Work instructions | The answer should be a single number: how many lines of the entries below hold the word "Task".

The data |
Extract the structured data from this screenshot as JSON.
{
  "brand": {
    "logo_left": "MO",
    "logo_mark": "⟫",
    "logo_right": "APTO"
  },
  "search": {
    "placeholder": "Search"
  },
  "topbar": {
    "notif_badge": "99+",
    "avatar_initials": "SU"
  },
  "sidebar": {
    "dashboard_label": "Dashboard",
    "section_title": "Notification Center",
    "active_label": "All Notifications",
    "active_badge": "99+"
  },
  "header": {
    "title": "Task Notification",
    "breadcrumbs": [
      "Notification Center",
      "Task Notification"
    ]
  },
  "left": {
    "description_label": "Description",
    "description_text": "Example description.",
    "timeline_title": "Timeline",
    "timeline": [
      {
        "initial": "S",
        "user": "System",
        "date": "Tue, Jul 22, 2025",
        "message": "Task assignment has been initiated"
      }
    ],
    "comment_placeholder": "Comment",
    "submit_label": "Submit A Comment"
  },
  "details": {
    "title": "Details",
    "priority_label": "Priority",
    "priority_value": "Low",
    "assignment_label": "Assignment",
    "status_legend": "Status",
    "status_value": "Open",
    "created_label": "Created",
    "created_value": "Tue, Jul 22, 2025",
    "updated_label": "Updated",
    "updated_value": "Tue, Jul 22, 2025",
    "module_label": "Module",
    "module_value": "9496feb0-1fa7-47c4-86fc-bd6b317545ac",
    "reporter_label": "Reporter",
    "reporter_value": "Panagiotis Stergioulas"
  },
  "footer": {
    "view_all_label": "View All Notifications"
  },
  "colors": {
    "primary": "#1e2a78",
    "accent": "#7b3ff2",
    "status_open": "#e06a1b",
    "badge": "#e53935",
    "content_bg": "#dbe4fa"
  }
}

Your solution | 3